Some of Britain's biggest banks have begun contacting customers in European Union countries, warning them that their accounts will be closed down within weeks because the cost and complexity of operating without a continuation of pan-European banking rules is too much.

Brits in EU risk losing UK bank accounts 'within weeks'
Lloyds Bank expects to close at least 13,000 accounts.

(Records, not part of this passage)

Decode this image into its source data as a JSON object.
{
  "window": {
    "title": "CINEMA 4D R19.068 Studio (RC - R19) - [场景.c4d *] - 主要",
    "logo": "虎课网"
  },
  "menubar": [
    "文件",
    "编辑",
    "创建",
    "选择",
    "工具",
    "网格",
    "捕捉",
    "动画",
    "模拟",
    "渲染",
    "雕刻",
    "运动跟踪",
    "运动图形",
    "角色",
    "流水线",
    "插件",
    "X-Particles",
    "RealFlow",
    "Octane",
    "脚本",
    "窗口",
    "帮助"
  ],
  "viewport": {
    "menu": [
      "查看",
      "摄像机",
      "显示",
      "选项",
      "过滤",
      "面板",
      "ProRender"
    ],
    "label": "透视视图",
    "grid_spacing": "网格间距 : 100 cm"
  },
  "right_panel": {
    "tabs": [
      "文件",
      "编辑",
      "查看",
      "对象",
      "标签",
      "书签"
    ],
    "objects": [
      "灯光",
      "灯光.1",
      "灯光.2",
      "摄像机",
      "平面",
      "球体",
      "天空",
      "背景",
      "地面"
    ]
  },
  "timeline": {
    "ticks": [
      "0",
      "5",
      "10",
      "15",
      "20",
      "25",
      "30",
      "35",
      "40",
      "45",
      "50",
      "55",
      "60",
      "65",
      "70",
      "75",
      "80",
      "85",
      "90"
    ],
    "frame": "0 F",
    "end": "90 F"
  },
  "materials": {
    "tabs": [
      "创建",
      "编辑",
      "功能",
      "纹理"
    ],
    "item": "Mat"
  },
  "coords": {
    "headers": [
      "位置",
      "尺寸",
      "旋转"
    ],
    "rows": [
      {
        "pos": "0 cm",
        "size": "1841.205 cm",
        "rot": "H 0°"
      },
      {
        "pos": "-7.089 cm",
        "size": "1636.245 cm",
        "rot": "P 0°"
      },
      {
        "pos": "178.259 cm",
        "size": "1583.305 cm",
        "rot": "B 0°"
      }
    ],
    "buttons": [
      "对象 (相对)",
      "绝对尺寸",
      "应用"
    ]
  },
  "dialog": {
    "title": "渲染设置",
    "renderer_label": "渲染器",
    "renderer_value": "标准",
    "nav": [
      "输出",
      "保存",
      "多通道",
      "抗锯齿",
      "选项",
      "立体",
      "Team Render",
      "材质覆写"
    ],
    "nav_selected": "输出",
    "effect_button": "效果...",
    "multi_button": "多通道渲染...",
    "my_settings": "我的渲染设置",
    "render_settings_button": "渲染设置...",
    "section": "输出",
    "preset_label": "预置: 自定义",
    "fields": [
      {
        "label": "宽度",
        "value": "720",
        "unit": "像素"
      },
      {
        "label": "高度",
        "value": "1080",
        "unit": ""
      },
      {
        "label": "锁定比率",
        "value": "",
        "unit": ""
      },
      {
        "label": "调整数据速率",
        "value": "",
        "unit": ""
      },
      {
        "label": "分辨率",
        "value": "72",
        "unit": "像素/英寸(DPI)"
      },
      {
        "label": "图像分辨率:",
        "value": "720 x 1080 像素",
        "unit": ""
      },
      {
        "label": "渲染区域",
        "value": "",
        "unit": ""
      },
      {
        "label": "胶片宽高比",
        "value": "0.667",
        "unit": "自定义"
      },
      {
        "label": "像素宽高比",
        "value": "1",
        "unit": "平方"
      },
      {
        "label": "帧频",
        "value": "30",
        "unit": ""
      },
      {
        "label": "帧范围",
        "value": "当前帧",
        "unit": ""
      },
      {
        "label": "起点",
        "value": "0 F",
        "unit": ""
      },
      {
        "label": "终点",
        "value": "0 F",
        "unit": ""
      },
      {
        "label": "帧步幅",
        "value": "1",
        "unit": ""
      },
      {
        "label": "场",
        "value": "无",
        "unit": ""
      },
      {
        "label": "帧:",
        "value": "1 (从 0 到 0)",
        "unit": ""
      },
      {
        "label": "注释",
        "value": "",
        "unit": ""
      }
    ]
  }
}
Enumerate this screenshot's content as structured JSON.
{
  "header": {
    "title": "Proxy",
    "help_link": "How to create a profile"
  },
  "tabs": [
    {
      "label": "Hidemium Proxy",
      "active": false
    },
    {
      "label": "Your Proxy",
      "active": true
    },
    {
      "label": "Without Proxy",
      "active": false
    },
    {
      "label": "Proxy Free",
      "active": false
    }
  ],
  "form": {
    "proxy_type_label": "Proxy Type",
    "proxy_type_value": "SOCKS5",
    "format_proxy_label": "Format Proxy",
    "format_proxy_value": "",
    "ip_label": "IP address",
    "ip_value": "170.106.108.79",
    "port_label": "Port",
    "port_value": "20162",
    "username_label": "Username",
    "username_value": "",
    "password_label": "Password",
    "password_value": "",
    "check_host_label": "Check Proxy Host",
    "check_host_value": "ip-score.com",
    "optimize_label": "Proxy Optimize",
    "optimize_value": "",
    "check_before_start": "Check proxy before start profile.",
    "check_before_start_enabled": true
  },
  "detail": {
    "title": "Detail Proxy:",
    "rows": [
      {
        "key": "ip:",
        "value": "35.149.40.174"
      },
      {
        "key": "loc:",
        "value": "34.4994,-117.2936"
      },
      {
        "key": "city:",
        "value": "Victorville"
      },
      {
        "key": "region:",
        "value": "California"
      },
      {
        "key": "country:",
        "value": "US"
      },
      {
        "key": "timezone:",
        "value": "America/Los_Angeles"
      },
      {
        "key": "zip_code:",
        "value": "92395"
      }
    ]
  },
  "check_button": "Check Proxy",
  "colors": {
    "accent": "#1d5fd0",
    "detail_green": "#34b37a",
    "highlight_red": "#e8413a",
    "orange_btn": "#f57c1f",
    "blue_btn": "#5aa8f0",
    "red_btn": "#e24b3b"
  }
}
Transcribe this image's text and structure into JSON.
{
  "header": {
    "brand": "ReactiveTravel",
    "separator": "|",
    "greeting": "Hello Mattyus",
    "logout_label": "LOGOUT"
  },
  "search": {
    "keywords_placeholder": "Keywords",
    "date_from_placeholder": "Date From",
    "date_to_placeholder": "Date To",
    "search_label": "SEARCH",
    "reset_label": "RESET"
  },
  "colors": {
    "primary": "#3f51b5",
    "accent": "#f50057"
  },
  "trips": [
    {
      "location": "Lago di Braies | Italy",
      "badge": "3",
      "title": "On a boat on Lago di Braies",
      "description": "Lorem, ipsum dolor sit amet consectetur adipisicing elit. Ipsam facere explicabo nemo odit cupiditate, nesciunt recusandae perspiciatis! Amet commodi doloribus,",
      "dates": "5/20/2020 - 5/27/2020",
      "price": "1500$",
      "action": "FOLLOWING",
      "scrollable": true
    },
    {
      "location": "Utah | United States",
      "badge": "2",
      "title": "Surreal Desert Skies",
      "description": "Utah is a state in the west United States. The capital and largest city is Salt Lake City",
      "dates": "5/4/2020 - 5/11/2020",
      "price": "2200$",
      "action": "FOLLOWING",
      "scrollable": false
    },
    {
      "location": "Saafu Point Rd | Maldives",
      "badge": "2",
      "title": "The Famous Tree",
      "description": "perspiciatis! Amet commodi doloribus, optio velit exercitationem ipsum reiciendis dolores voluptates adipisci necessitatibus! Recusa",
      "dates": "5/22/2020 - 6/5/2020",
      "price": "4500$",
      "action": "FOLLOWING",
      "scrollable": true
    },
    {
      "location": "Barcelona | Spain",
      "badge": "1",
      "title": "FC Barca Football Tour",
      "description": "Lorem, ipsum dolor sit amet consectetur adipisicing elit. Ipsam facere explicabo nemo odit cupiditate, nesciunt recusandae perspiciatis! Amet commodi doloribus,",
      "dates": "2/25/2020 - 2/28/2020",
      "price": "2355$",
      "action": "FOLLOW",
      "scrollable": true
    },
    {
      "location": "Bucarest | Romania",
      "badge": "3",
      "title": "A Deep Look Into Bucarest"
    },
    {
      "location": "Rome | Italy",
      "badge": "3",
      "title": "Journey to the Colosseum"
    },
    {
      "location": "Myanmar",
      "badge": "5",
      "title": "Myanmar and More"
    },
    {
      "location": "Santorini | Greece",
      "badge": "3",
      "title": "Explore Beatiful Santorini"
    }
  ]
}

Photo: Lloyds Bank
According to a report in The Times, thousands of Britons who live in Europe face being stripped of their UK bank accounts and credit cards, because of the UK government's failure to agree rules for operating after Brexit. 
Each of the EU's 27 member states has different rules for cross-border bank accounts which will start to apply immediately the UK's transition period ends on 31st December 2020. 
“In some cases, continuing to serve customers would be incredibly complex, extremely expensive and very time-consuming, and simply would not make economic sense,” a source at one British bank told the newspaper. “This is passporting — this is the reality of Brexit.”
If a way is not found to continue pan-European banking rules, or passporting, UK banks will br breaking the law if they don't apply for new banking licenses in each European Union Country. 
Lloyds, Britain’s biggest banking group, began writing to customers in August, warning them that their bank accounts would  close down on December 31.
The bank estimates that 13,000 customers, including those based in Holland, Slovakia, Germany, Ireland, Italy and Portugal, would lose their accounts. 
“If customers have regular deposits into, or payments out of, their account, they will need to make other arrangements before their account is closed,” the bank said. 
Barclays and Coutts have also started contacting customers. 
“In light of the UK leaving the EU at the end of 2020, we continue to review the services we offer to customers within the European Economic Area (EEA), and any impacted customers will be contacted directly,” Barclays said in a statement. “The timings for account closure will depend on the type of product that a customer holds, but we will always give notice to customers.”
“In the event that no alternative to the European Economic Area passporting regime for financial services is agreed between the UK and EU, we have taken the difficult decision to withdraw from offering our services to clients who reside in the EEA,” Coutts said.